* [Data for this exercise]:
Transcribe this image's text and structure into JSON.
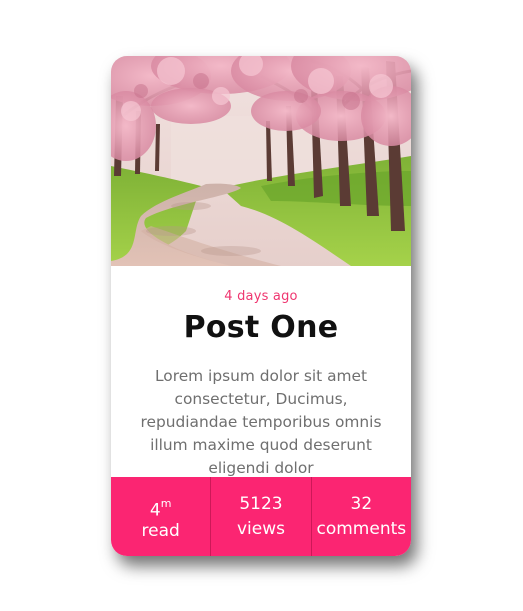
{
  "card": {
    "image": {
      "subject": "cherry blossom trees over a winding path",
      "colors": {
        "sky": "#e8d8d4",
        "blossom": "#e9a6b8",
        "grass": "#8cc63f",
        "path": "#d8b8ad",
        "trunk": "#5b3b34"
      }
    },
    "date": "4 days ago",
    "title": "Post One",
    "description": "Lorem ipsum dolor sit amet consectetur, Ducimus, repudiandae temporibus omnis illum maxime quod deserunt eligendi dolor",
    "stats": [
      {
        "value": "4",
        "value_sup": "m",
        "label": "read"
      },
      {
        "value": "5123",
        "label": "views"
      },
      {
        "value": "32",
        "label": "comments"
      }
    ],
    "accent_color": "#fb2572"
  }
}
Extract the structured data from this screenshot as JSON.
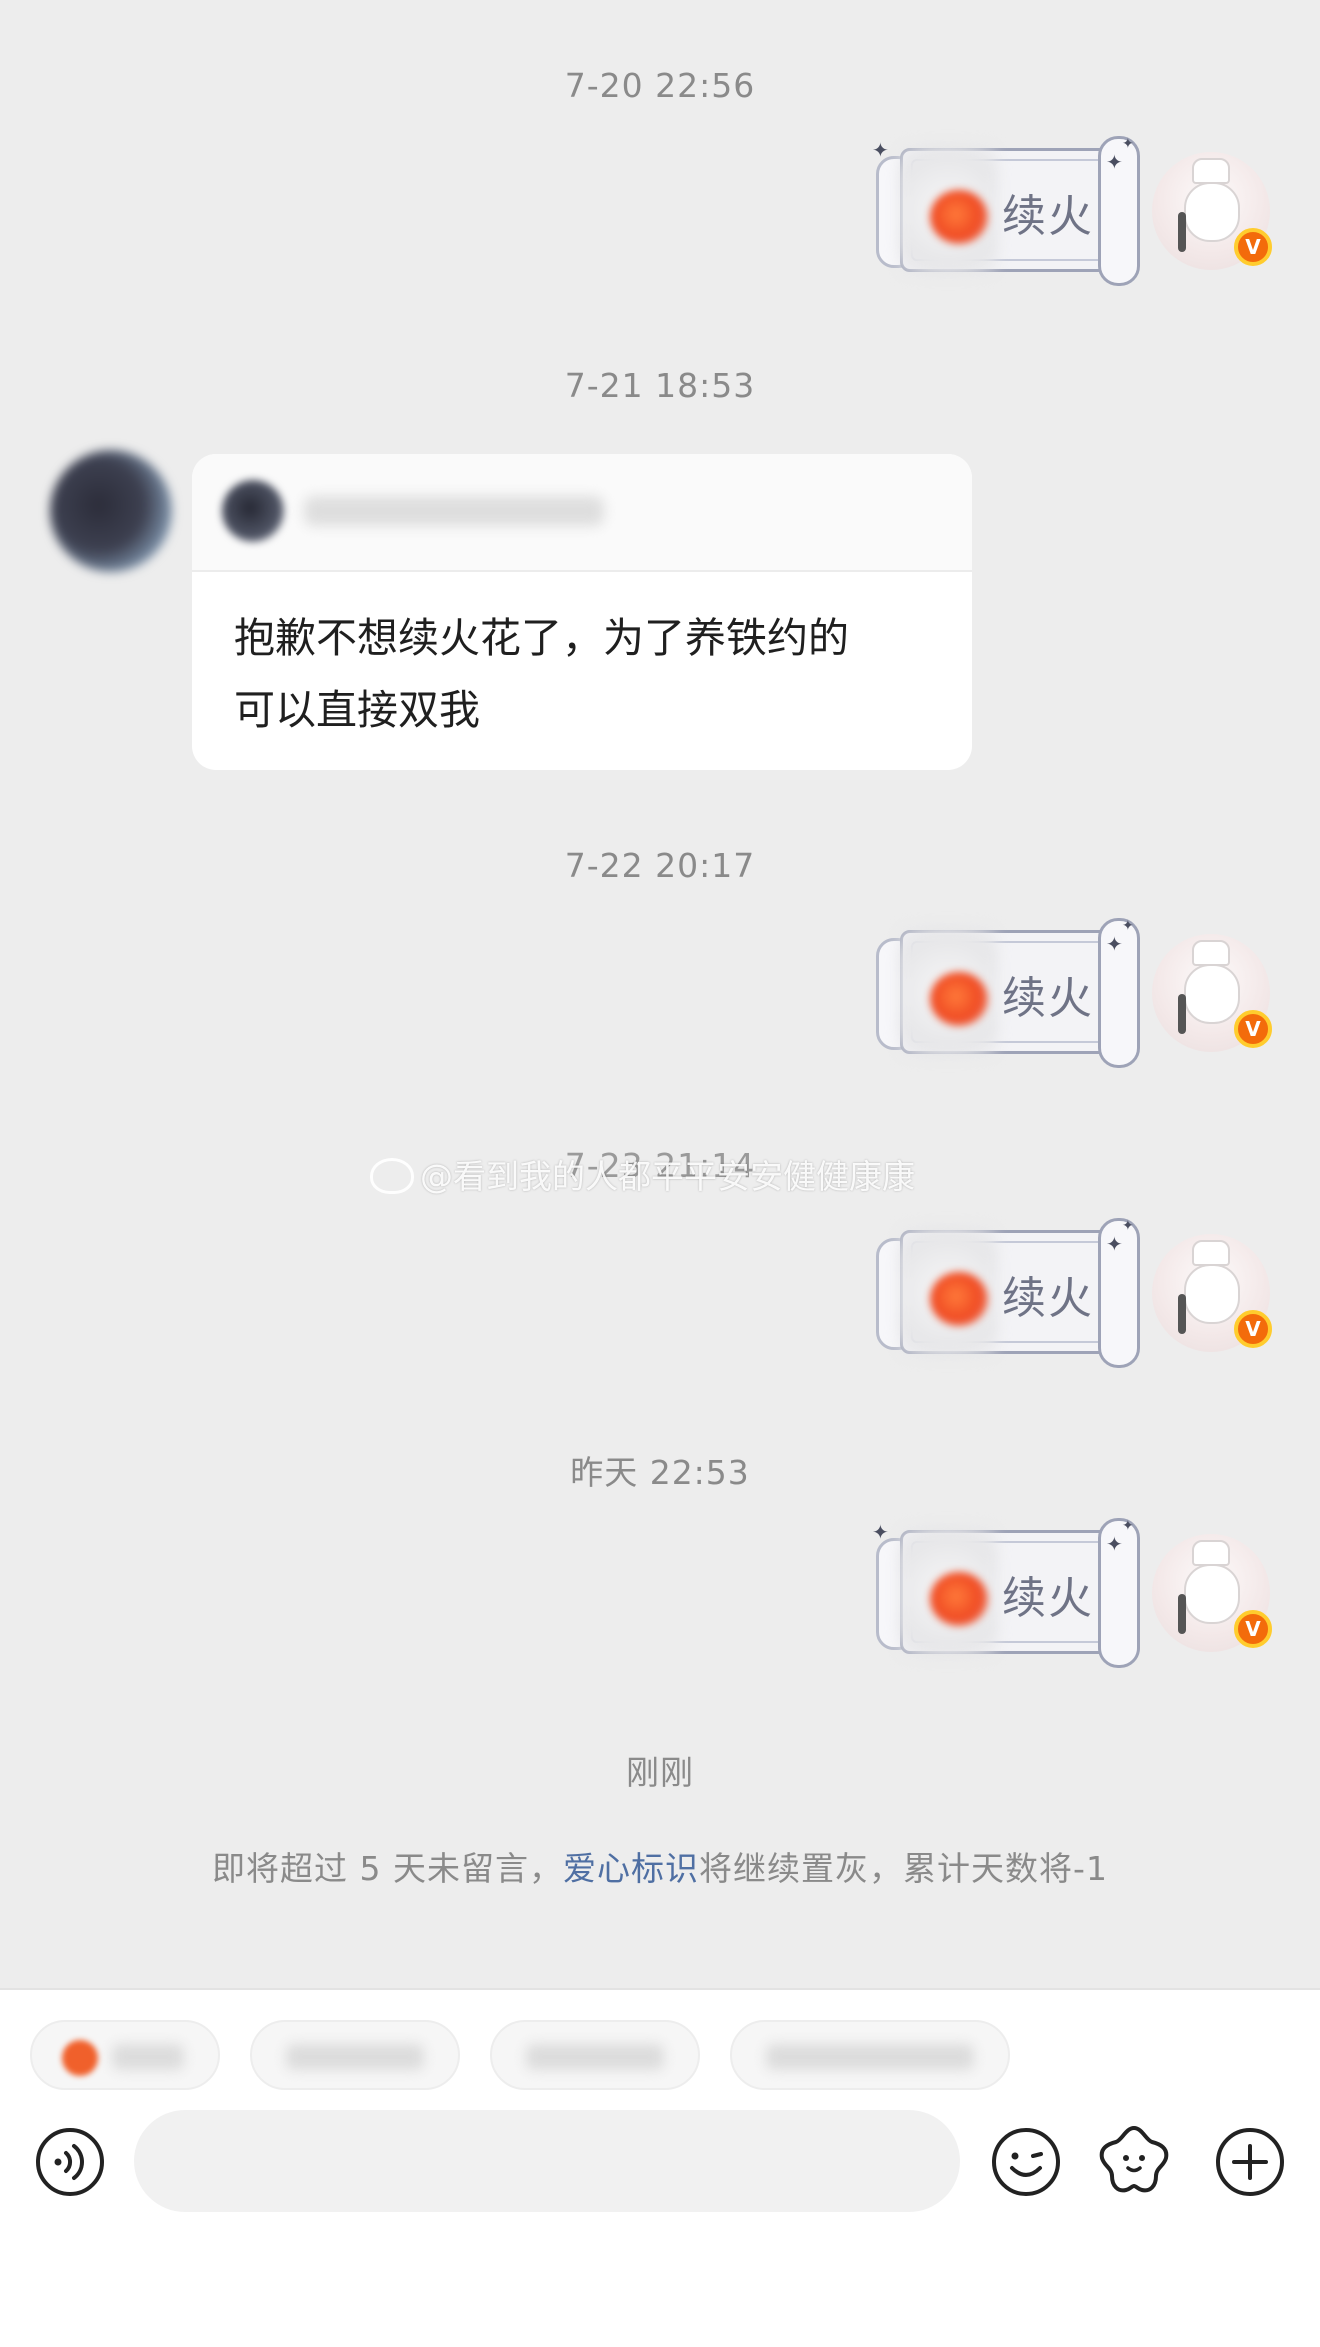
{
  "timestamps": {
    "t1": "7-20 22:56",
    "t2": "7-21 18:53",
    "t3": "7-22 20:17",
    "t4": "7-23 21:14",
    "t5": "昨天 22:53",
    "t6": "刚刚"
  },
  "sticker_label": "续火",
  "incoming_message": {
    "text_line1": "抱歉不想续火花了，为了养铁约的",
    "text_line2": "可以直接双我"
  },
  "watermark": "@看到我的人都平平安安健健康康",
  "notice": {
    "prefix": "即将超过 5 天未留言，",
    "link": "爱心标识",
    "suffix": "将继续置灰，累计天数将-1"
  },
  "badge": "V",
  "input": {
    "placeholder": ""
  },
  "icons": [
    "voice-icon",
    "emoji-icon",
    "sticker-icon",
    "plus-icon"
  ],
  "colors": {
    "background": "#ededed",
    "link": "#4f6fa3",
    "badge": "#f36b0b"
  }
}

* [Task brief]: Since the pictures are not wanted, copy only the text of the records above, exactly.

* [Output of the task]:
Transcribe this image's text and structure into JSON.
{
  "card": {
    "image": {
      "subject": "cherry blossom trees over a winding path",
      "colors": {
        "sky": "#e8d8d4",
        "blossom": "#e9a6b8",
        "grass": "#8cc63f",
        "path": "#d8b8ad",
        "trunk": "#5b3b34"
      }
    },
    "date": "4 days ago",
    "title": "Post One",
    "description": "Lorem ipsum dolor sit amet consectetur, Ducimus, repudiandae temporibus omnis illum maxime quod deserunt eligendi dolor",
    "stats": [
      {
        "value": "4",
        "value_sup": "m",
        "label": "read"
      },
      {
        "value": "5123",
        "label": "views"
      },
      {
        "value": "32",
        "label": "comments"
      }
    ],
    "accent_color": "#fb2572"
  }
}
Extract the structured data from this screenshot as JSON.
{
  "timestamps": {
    "t1": "7-20 22:56",
    "t2": "7-21 18:53",
    "t3": "7-22 20:17",
    "t4": "7-23 21:14",
    "t5": "昨天 22:53",
    "t6": "刚刚"
  },
  "sticker_label": "续火",
  "incoming_message": {
    "text_line1": "抱歉不想续火花了，为了养铁约的",
    "text_line2": "可以直接双我"
  },
  "watermark": "@看到我的人都平平安安健健康康",
  "notice": {
    "prefix": "即将超过 5 天未留言，",
    "link": "爱心标识",
    "suffix": "将继续置灰，累计天数将-1"
  },
  "badge": "V",
  "input": {
    "placeholder": ""
  },
  "icons": [
    "voice-icon",
    "emoji-icon",
    "sticker-icon",
    "plus-icon"
  ],
  "colors": {
    "background": "#ededed",
    "link": "#4f6fa3",
    "badge": "#f36b0b"
  }
}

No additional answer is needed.